By Ezio's beard! Xbox has announced Assassin's Creed: Brotherhood is coming to backwards compatibility today, along with a collection of other much-loved titles.
It's early days in the great next gen console war, and the commercial reality of development is very simple - the cost of making games on more advanced hardware has skyrocketed meaning that publishers get the best returns from their investment with multiformat development. Eurogamer typically reviews these games on the lead platform (more often than not, the Xbox 360) but we've got plenty of love for the PlayStation 3 - enough to bring you the all-important info on any differences between the versions, even when review code arrives somewhat belatedly.
In comparing the games we concentrate first and foremost on the gameplay experience, with objective commentary on new game modes and control methods that have been added or tweaked since the initial review. And as there is such a large cost difference between the two gaming platforms, we think it's fair game to point out any differences between versions on a technical level too.
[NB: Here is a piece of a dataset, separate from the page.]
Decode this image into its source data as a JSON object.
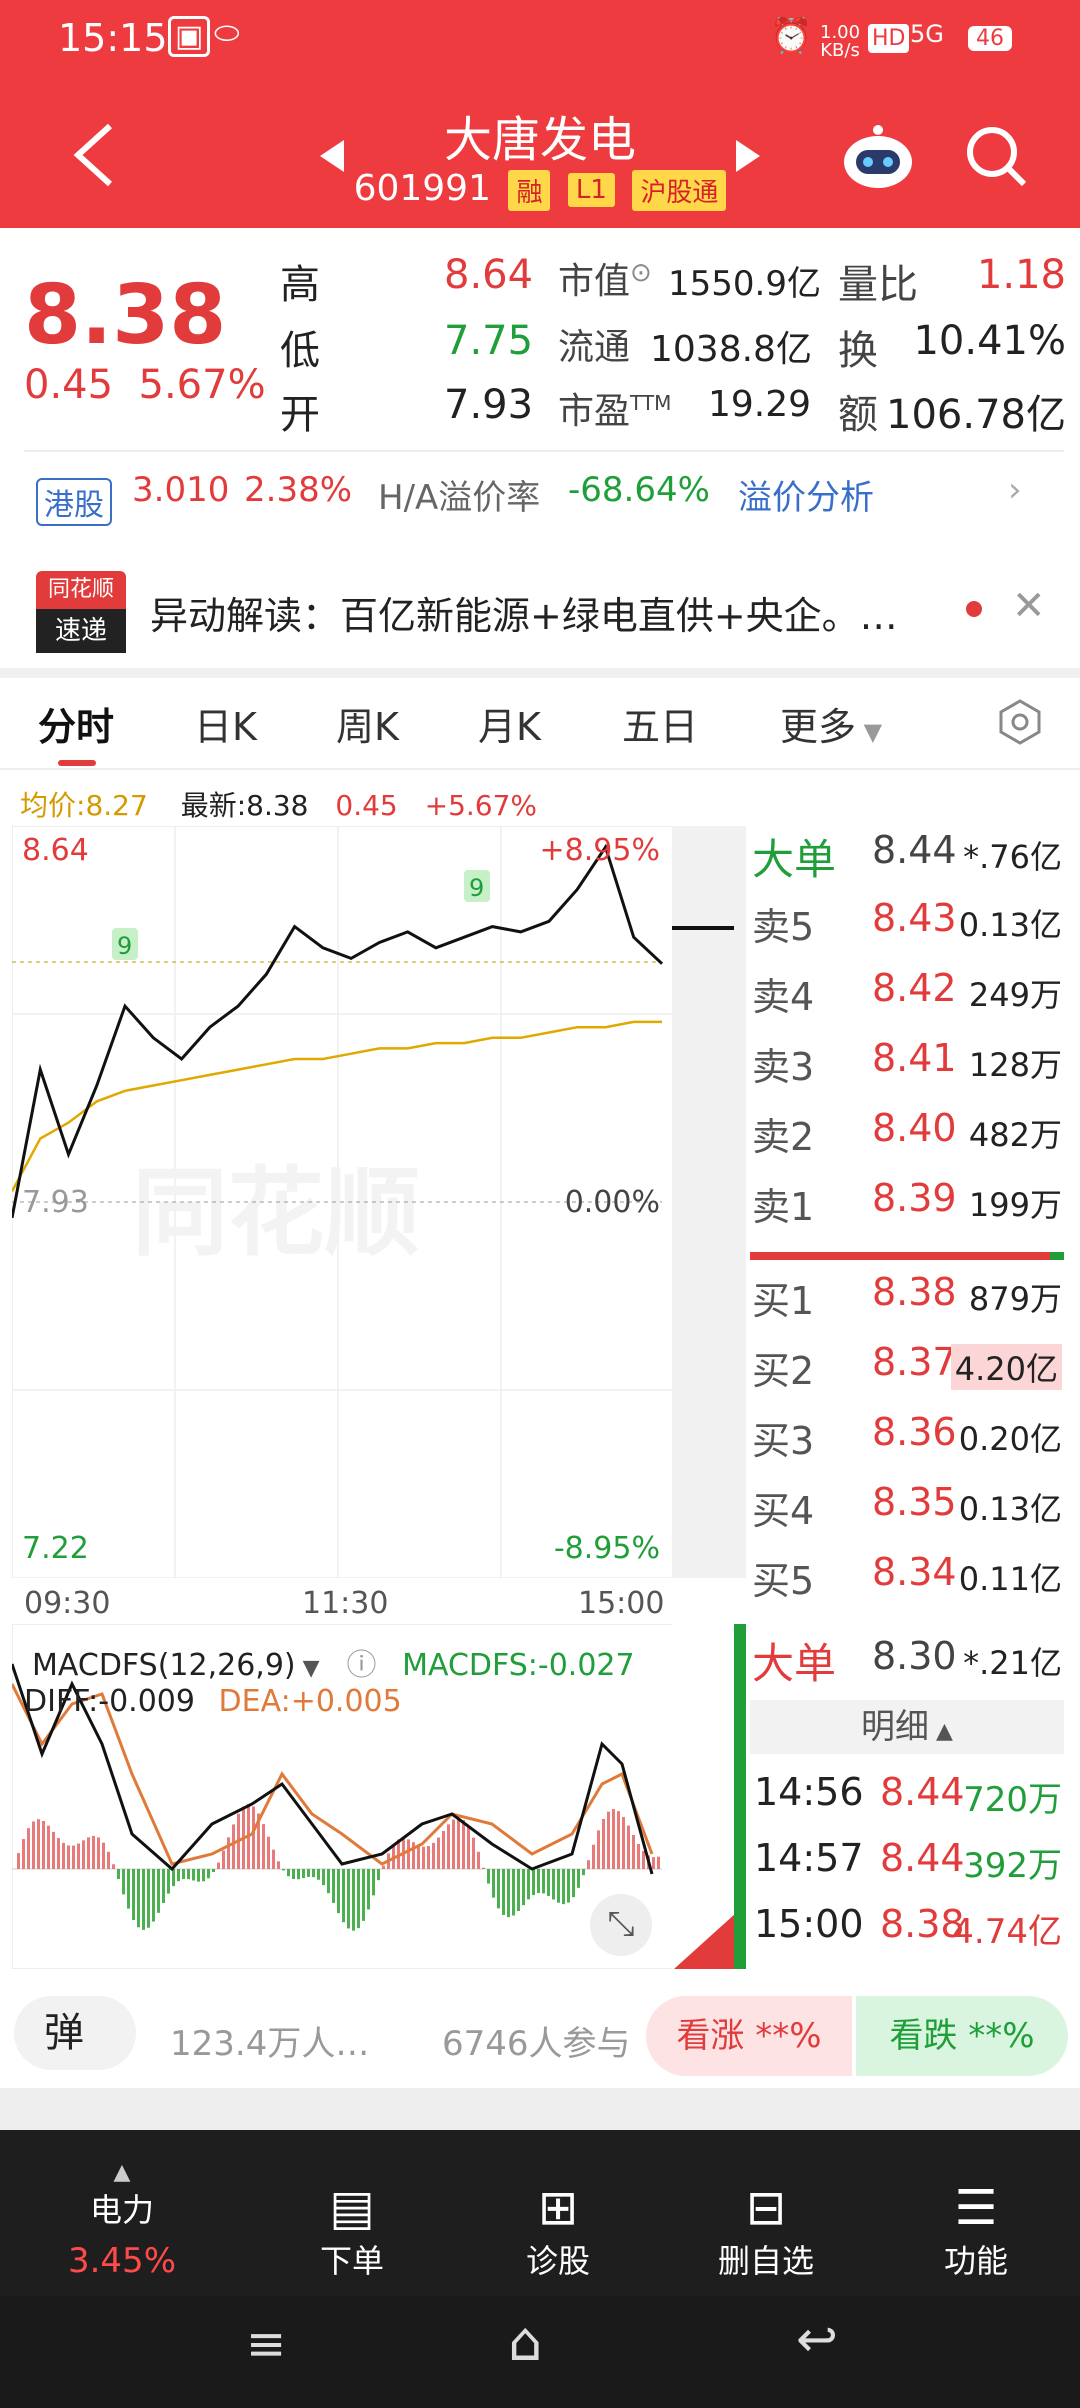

This makes these ongoing features as much a commentary on cross-platform development as they are aiding in a purchasing decision.
Complementing each piece is a series of screenshot galleries at full HD resolution 24-bit RGB using the PS3's HDMI digital output and the Xbox 360's precision VGA display mode, both professionally calibrated and captured losslessly using state-of-the-art grabbing equipment - indeed the only kit available that can handle full colour-depth and 1080p when required. Console analists can then debate the minutiae we expose and exercise the full unbridled talkback POWER of the Internet to give voice to their thunderous displeasure.
Blazing Angels: Squadrons of WWII will be released alongside the PlayStation 3 on November 17, Ubisoft's announced.
Not only that, but it will make "innovative use of the PS3 controller" - suggesting there will be a tilt-controlled game at launch after all.
Like the Xbox 360 version, released earlier this year, Blazing Angels PS3 will take in the Battle of Britain, Pearl Harbor, Midway and the skies above Berlin as you swat each other in World War II planes.
Ubisoft has demonstrated its confidence in Nintendo Wii with the promise of seven titles at launch.
The French publisher had previously announced Red Steel and Rayman Raving Rabbids for Wii, and this week followed it up with talk of Far Cry, Blazing Angels: Squadrons of WWII, Monster 4x4 World Circuit, Open Season and GT Pro Series.
A disputed French version of the publisher's press announcement also made reference to a Prince of Persia Wii title, although that release was soon retracted and reworded to reference other, unnamed games also in development.
It may be a bit mediocre, and I may be glad to see the back of it so I can stop typing "Angles" by accident, but if you're still keen to have a go and see if Ubisoft's World War II planes-go-ratatatatat-'em-up Blazing Angels is any good on the PC, you can now do so.
Looking back on games is a notoriously unreliable exercise, even for reviewers who've penned hundreds of critiques. If you love a game to bits, it's only natural to defend its faults and gloss over the problems you encountered. Those silly difficulty spikes, the glitchy graphics, the bits where it crashed. And it's just as bad the other way around, too. People always tend to deliver righteous bile, when the truth is generally somewhere in between. And that's the tormented, enjoyable, hateful, delightful topsy-turvy world of Blazing Angels in a nutshell.
It's hard to even start to address Ubi's World War II flight combat title with any real clarity, when it occurs to you that there are at least four out of the 18 campaign missions that are among the most intensely irritating of any game that we've come across since Driver 3 caused the destruction of two joypads almost two years ago. Missions that render your pleasant enjoyment of this generally above average game null and void at a stroke, and make you question whether any normal human beings tested the game - and why their feedback was so obviously ignored.
For the first few missions, Blazing Angels seems reasonably up to scratch; albeit with some instantly questionable design decisions (more of which in a moment). It follows the standard arcade-style flight-combat template in a way that fans of Crimson Skies and Secret Weapons Over Normandy will be familiar with. It's the same, solid mixture of intense dog-fighting and daring bombing raids that you'd expect, set over all the familiar theatres of war during WWII - but now with added High Dynamic Range.
Flight combat titles don't often hit the headlines, but the March 31st release of Blazing Angels could change all that. Released on Xbox, PC and Xbox 360, it's the latter version which has gained this particular title that extra bit of attention, and is therefore one we're looking forward to putting through its paces just prior to its release next week.
Xbox 360 owners unimpressed by all this PlayStation excitement (SPIT, etc.) can pop down to the Marketplace this evening and actually play some games instead - with Astropop joining PopCap Games' growing range of Live Arcade offerings and Ubisoft's Blazing Angels joining the demo line-up.